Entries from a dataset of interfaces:
○ ○ ○ ○
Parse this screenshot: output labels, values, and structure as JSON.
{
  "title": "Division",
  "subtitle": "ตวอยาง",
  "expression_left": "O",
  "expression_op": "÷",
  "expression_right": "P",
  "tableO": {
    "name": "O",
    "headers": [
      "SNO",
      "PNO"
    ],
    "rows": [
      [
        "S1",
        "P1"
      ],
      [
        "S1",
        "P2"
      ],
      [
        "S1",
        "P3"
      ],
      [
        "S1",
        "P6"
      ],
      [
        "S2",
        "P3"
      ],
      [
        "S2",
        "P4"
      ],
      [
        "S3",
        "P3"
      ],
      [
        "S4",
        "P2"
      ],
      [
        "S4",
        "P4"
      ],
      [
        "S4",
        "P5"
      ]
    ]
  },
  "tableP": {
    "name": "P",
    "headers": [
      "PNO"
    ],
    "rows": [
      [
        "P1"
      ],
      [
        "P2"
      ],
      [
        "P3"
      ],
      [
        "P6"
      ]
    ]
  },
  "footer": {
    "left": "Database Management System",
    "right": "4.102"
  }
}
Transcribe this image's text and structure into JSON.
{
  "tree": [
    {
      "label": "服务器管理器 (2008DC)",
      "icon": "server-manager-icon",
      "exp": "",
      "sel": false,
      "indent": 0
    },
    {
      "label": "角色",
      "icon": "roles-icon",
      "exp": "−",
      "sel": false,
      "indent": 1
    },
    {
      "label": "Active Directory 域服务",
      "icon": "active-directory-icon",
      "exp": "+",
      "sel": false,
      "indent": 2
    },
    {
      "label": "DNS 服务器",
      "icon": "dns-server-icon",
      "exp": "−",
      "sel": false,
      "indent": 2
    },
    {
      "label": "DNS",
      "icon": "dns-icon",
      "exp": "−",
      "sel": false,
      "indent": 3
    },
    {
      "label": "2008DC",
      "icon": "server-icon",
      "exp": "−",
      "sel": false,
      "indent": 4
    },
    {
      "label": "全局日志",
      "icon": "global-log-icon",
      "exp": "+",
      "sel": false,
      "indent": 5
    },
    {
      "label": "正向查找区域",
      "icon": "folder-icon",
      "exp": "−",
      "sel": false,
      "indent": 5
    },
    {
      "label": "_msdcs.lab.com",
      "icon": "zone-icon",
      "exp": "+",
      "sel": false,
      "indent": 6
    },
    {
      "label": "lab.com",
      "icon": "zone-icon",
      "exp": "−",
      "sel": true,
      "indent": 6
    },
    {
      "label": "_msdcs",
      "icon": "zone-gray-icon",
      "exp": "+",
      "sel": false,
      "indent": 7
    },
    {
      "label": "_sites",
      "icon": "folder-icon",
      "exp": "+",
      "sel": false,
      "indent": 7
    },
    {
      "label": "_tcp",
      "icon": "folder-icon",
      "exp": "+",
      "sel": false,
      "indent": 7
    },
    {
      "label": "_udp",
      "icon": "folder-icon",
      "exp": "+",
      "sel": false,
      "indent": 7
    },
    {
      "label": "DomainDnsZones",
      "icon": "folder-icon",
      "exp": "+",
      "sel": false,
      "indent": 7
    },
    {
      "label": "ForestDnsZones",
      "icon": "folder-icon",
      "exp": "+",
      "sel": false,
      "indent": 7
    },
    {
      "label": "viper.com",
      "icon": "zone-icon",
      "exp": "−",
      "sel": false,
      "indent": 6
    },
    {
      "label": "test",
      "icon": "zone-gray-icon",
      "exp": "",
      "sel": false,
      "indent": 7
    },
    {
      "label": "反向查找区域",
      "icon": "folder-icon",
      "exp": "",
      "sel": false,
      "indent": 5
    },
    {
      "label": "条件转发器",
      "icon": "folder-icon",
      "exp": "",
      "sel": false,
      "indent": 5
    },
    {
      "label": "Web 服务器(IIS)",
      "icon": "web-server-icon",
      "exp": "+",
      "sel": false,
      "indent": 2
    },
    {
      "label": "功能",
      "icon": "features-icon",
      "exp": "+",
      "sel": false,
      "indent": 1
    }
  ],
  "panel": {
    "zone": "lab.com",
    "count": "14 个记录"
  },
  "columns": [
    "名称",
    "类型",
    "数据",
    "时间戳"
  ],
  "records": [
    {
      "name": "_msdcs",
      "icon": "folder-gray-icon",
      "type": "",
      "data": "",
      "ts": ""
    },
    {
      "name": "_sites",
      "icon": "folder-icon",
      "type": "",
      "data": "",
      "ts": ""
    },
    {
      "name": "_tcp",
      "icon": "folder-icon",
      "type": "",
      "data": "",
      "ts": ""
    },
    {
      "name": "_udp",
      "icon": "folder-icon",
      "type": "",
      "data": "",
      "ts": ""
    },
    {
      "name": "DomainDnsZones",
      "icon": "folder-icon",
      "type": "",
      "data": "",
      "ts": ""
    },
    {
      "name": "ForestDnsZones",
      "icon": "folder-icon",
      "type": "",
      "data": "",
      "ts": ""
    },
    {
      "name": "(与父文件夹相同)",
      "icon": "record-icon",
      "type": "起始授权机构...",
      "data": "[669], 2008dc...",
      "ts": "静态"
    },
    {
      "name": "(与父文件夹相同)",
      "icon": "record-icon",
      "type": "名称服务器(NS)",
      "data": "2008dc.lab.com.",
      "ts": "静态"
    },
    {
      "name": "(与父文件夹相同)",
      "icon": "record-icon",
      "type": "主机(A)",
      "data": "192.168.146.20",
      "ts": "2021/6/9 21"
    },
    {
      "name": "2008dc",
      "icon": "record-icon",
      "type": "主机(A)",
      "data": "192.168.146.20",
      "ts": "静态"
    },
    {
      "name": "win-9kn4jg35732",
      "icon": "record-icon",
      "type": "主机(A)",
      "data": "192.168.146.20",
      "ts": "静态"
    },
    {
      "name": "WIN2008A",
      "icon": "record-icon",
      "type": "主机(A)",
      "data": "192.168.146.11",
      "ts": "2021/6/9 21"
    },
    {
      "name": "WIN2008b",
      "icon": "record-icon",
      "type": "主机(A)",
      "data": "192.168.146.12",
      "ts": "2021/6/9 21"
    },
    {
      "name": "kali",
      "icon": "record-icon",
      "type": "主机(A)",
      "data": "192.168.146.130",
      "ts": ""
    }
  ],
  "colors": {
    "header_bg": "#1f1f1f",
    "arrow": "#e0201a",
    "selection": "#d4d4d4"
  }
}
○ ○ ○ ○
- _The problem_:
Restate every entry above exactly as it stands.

- _Exercise output_:
Parse this screenshot: output labels, values, and structure as JSON.
{
  "title": "Division",
  "subtitle": "ตวอยาง",
  "expression_left": "O",
  "expression_op": "÷",
  "expression_right": "P",
  "tableO": {
    "name": "O",
    "headers": [
      "SNO",
      "PNO"
    ],
    "rows": [
      [
        "S1",
        "P1"
      ],
      [
        "S1",
        "P2"
      ],
      [
        "S1",
        "P3"
      ],
      [
        "S1",
        "P6"
      ],
      [
        "S2",
        "P3"
      ],
      [
        "S2",
        "P4"
      ],
      [
        "S3",
        "P3"
      ],
      [
        "S4",
        "P2"
      ],
      [
        "S4",
        "P4"
      ],
      [
        "S4",
        "P5"
      ]
    ]
  },
  "tableP": {
    "name": "P",
    "headers": [
      "PNO"
    ],
    "rows": [
      [
        "P1"
      ],
      [
        "P2"
      ],
      [
        "P3"
      ],
      [
        "P6"
      ]
    ]
  },
  "footer": {
    "left": "Database Management System",
    "right": "4.102"
  }
}
Transcribe this image's text and structure into JSON.
{
  "tree": [
    {
      "label": "服务器管理器 (2008DC)",
      "icon": "server-manager-icon",
      "exp": "",
      "sel": false,
      "indent": 0
    },
    {
      "label": "角色",
      "icon": "roles-icon",
      "exp": "−",
      "sel": false,
      "indent": 1
    },
    {
      "label": "Active Directory 域服务",
      "icon": "active-directory-icon",
      "exp": "+",
      "sel": false,
      "indent": 2
    },
    {
      "label": "DNS 服务器",
      "icon": "dns-server-icon",
      "exp": "−",
      "sel": false,
      "indent": 2
    },
    {
      "label": "DNS",
      "icon": "dns-icon",
      "exp": "−",
      "sel": false,
      "indent": 3
    },
    {
      "label": "2008DC",
      "icon": "server-icon",
      "exp": "−",
      "sel": false,
      "indent": 4
    },
    {
      "label": "全局日志",
      "icon": "global-log-icon",
      "exp": "+",
      "sel": false,
      "indent": 5
    },
    {
      "label": "正向查找区域",
      "icon": "folder-icon",
      "exp": "−",
      "sel": false,
      "indent": 5
    },
    {
      "label": "_msdcs.lab.com",
      "icon": "zone-icon",
      "exp": "+",
      "sel": false,
      "indent": 6
    },
    {
      "label": "lab.com",
      "icon": "zone-icon",
      "exp": "−",
      "sel": true,
      "indent": 6
    },
    {
      "label": "_msdcs",
      "icon": "zone-gray-icon",
      "exp": "+",
      "sel": false,
      "indent": 7
    },
    {
      "label": "_sites",
      "icon": "folder-icon",
      "exp": "+",
      "sel": false,
      "indent": 7
    },
    {
      "label": "_tcp",
      "icon": "folder-icon",
      "exp": "+",
      "sel": false,
      "indent": 7
    },
    {
      "label": "_udp",
      "icon": "folder-icon",
      "exp": "+",
      "sel": false,
      "indent": 7
    },
    {
      "label": "DomainDnsZones",
      "icon": "folder-icon",
      "exp": "+",
      "sel": false,
      "indent": 7
    },
    {
      "label": "ForestDnsZones",
      "icon": "folder-icon",
      "exp": "+",
      "sel": false,
      "indent": 7
    },
    {
      "label": "viper.com",
      "icon": "zone-icon",
      "exp": "−",
      "sel": false,
      "indent": 6
    },
    {
      "label": "test",
      "icon": "zone-gray-icon",
      "exp": "",
      "sel": false,
      "indent": 7
    },
    {
      "label": "反向查找区域",
      "icon": "folder-icon",
      "exp": "",
      "sel": false,
      "indent": 5
    },
    {
      "label": "条件转发器",
      "icon": "folder-icon",
      "exp": "",
      "sel": false,
      "indent": 5
    },
    {
      "label": "Web 服务器(IIS)",
      "icon": "web-server-icon",
      "exp": "+",
      "sel": false,
      "indent": 2
    },
    {
      "label": "功能",
      "icon": "features-icon",
      "exp": "+",
      "sel": false,
      "indent": 1
    }
  ],
  "panel": {
    "zone": "lab.com",
    "count": "14 个记录"
  },
  "columns": [
    "名称",
    "类型",
    "数据",
    "时间戳"
  ],
  "records": [
    {
      "name": "_msdcs",
      "icon": "folder-gray-icon",
      "type": "",
      "data": "",
      "ts": ""
    },
    {
      "name": "_sites",
      "icon": "folder-icon",
      "type": "",
      "data": "",
      "ts": ""
    },
    {
      "name": "_tcp",
      "icon": "folder-icon",
      "type": "",
      "data": "",
      "ts": ""
    },
    {
      "name": "_udp",
      "icon": "folder-icon",
      "type": "",
      "data": "",
      "ts": ""
    },
    {
      "name": "DomainDnsZones",
      "icon": "folder-icon",
      "type": "",
      "data": "",
      "ts": ""
    },
    {
      "name": "ForestDnsZones",
      "icon": "folder-icon",
      "type": "",
      "data": "",
      "ts": ""
    },
    {
      "name": "(与父文件夹相同)",
      "icon": "record-icon",
      "type": "起始授权机构...",
      "data": "[669], 2008dc...",
      "ts": "静态"
    },
    {
      "name": "(与父文件夹相同)",
      "icon": "record-icon",
      "type": "名称服务器(NS)",
      "data": "2008dc.lab.com.",
      "ts": "静态"
    },
    {
      "name": "(与父文件夹相同)",
      "icon": "record-icon",
      "type": "主机(A)",
      "data": "192.168.146.20",
      "ts": "2021/6/9 21"
    },
    {
      "name": "2008dc",
      "icon": "record-icon",
      "type": "主机(A)",
      "data": "192.168.146.20",
      "ts": "静态"
    },
    {
      "name": "win-9kn4jg35732",
      "icon": "record-icon",
      "type": "主机(A)",
      "data": "192.168.146.20",
      "ts": "静态"
    },
    {
      "name": "WIN2008A",
      "icon": "record-icon",
      "type": "主机(A)",
      "data": "192.168.146.11",
      "ts": "2021/6/9 21"
    },
    {
      "name": "WIN2008b",
      "icon": "record-icon",
      "type": "主机(A)",
      "data": "192.168.146.12",
      "ts": "2021/6/9 21"
    },
    {
      "name": "kali",
      "icon": "record-icon",
      "type": "主机(A)",
      "data": "192.168.146.130",
      "ts": ""
    }
  ],
  "colors": {
    "header_bg": "#1f1f1f",
    "arrow": "#e0201a",
    "selection": "#d4d4d4"
  }
}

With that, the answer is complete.